Speaking minutes after news of the horrific incidents had broken last night, Hollande told the French nation: "We know where it comes from, who these criminals are, who these terrorists are. As I speak, terrorist attacks of unprecedented proportions are underway in the Paris area. There are dozens killed, there are many injured. It is a horror. We have, on my decision, mobilised all forces possible to neutralise the terrorists and make all concerned areas safe."
Paris was targeted by Isis terrorists in January, who stormed the offices of satirical magazine Charlie Hebdo, killing 12 and injuring 11 including a French policeman who was executed in the street.
Speculation has already begun on how much the French authorities knew about the eight terrorists who died in last night's attacks, and if they had been on a "watch list" due to the heightened security following the January massacre. Brothers Cherif Kouachi and Said Kouachi, who carried out the Charlie Hebdo attack, were known to US intelligence services and had been under surveillance since as early as 2010.
France is now on lockdown, following the worst atrocity in the French capital since the World War Two, after Parisians were shot dead in five sites in Paris.
At least 80 fans attending the concert by heavy rock band the Eagles of Death Metal at the Bataclan concert hall were slaughtered by the terrorists at the venue. Four of the terrorists died: three blew themselves up using 'suicide belts' and a fourth was shot dead by French police.
In separate attacks, terrorists targeted the restaurant La Belle Equipe on the Rue de Charonne in the 11th district of Paris, leaving at least 19 people dead; Le Carillon bar and Le Petit Cambodge restaurant in the 10th district's Rue Alibert, killing 12; and La Casa Nostra restaurant on the Rue de la Fontaine au Roi in the 11th district, where at least five people were gunned down.
The terrorists, who were armed with grenades and Kalashnikov AK-47 automatic rifles – the same weapon used in the Charlie Hebdo terror attacks.
Gunmen also targeted football stadium Stade de France during an international friendly between the French national side and Germany that was attended by French President François Hollande. Hollande was rushed to safety by bodyguards. Six fans where killed when a suicide bomber detonated explosives outside the stadium.
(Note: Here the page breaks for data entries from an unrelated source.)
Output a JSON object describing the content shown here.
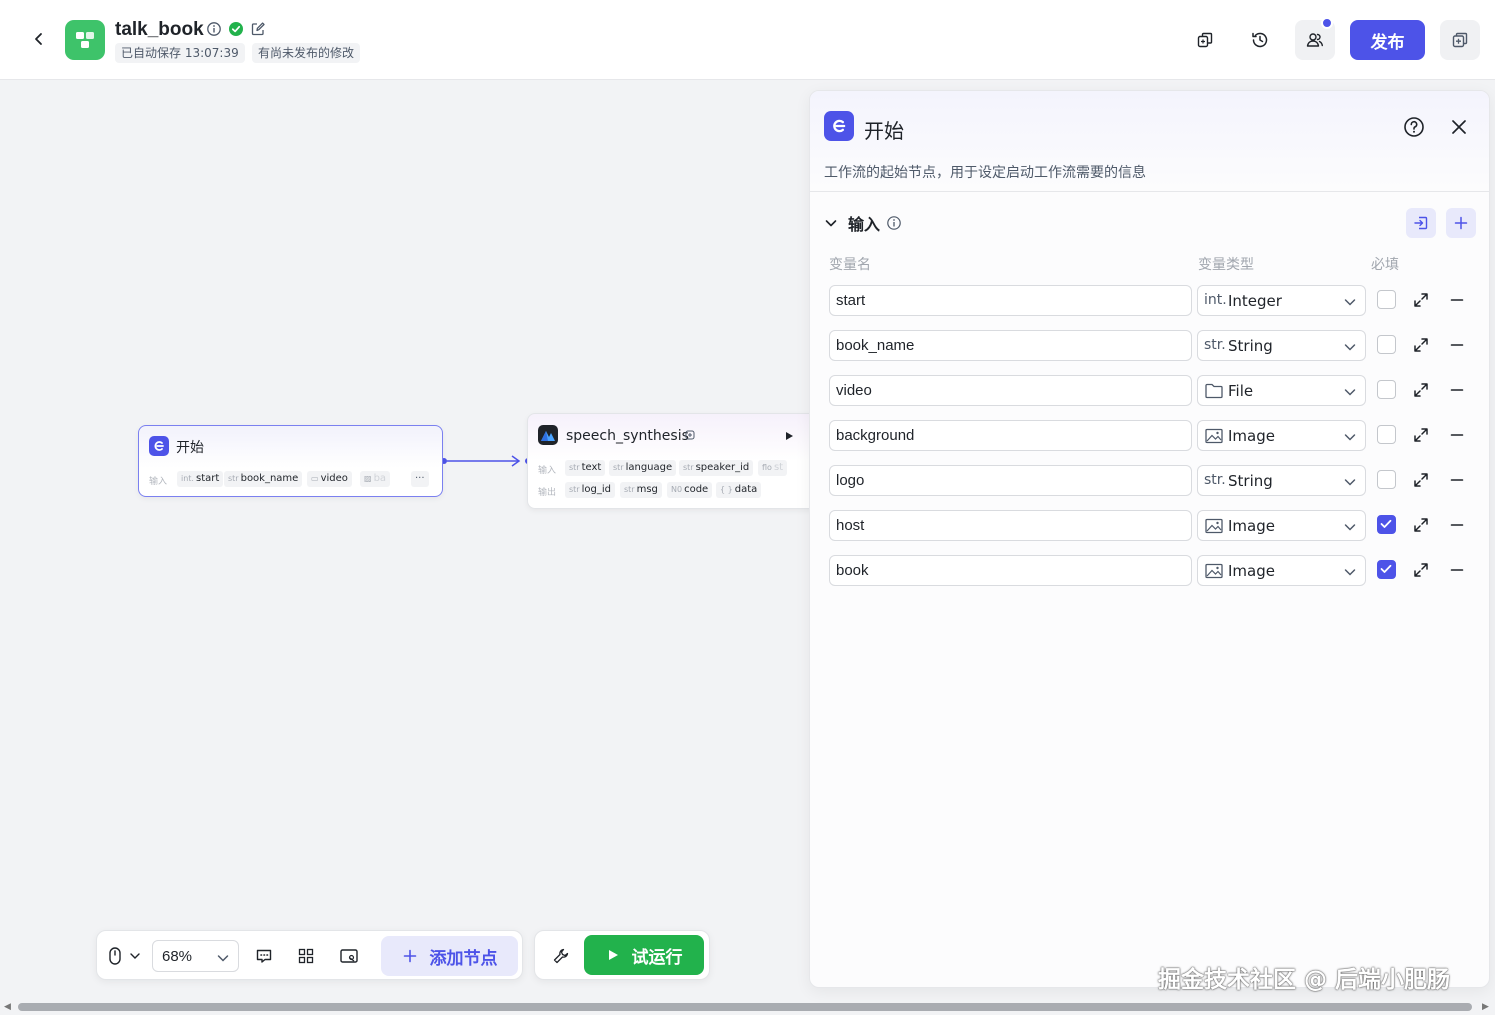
{
  "header": {
    "app_name": "talk_book",
    "autosave": "已自动保存 13:07:39",
    "unpublished": "有尚未发布的修改",
    "publish_label": "发布"
  },
  "canvas": {
    "start_node": {
      "title": "开始",
      "input_label": "输入",
      "inputs": [
        {
          "type": "int.",
          "name": "start"
        },
        {
          "type": "str",
          "name": "book_name"
        },
        {
          "type": "file",
          "name": "video"
        },
        {
          "type": "image",
          "name": "ba"
        }
      ],
      "more": "···"
    },
    "speech_node": {
      "title": "speech_synthesis",
      "input_label": "输入",
      "output_label": "输出",
      "inputs": [
        {
          "type": "str",
          "name": "text"
        },
        {
          "type": "str",
          "name": "language"
        },
        {
          "type": "str",
          "name": "speaker_id"
        },
        {
          "type": "flo",
          "name": "st"
        }
      ],
      "outputs": [
        {
          "type": "str",
          "name": "log_id"
        },
        {
          "type": "str",
          "name": "msg"
        },
        {
          "type": "N0",
          "name": "code"
        },
        {
          "type": "{ }",
          "name": "data"
        }
      ]
    }
  },
  "panel": {
    "title": "开始",
    "description": "工作流的起始节点，用于设定启动工作流需要的信息",
    "section_label": "输入",
    "col_name": "变量名",
    "col_type": "变量类型",
    "col_required": "必填",
    "variables": [
      {
        "name": "start",
        "type_icon": "int.",
        "type": "Integer",
        "required": false
      },
      {
        "name": "book_name",
        "type_icon": "str.",
        "type": "String",
        "required": false
      },
      {
        "name": "video",
        "type_icon": "folder-icon",
        "type": "File",
        "required": false
      },
      {
        "name": "background",
        "type_icon": "image-icon",
        "type": "Image",
        "required": false
      },
      {
        "name": "logo",
        "type_icon": "str.",
        "type": "String",
        "required": false
      },
      {
        "name": "host",
        "type_icon": "image-icon",
        "type": "Image",
        "required": true
      },
      {
        "name": "book",
        "type_icon": "image-icon",
        "type": "Image",
        "required": true
      }
    ]
  },
  "toolbar": {
    "zoom": "68%",
    "add_node_label": "添加节点",
    "run_label": "试运行"
  },
  "watermark": "掘金技术社区 @ 后端小肥肠",
  "colors": {
    "accent": "#4d53e8",
    "run_green": "#22b24c",
    "logo_green": "#3ec36a"
  }
}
The French government has declared three days of national mourning.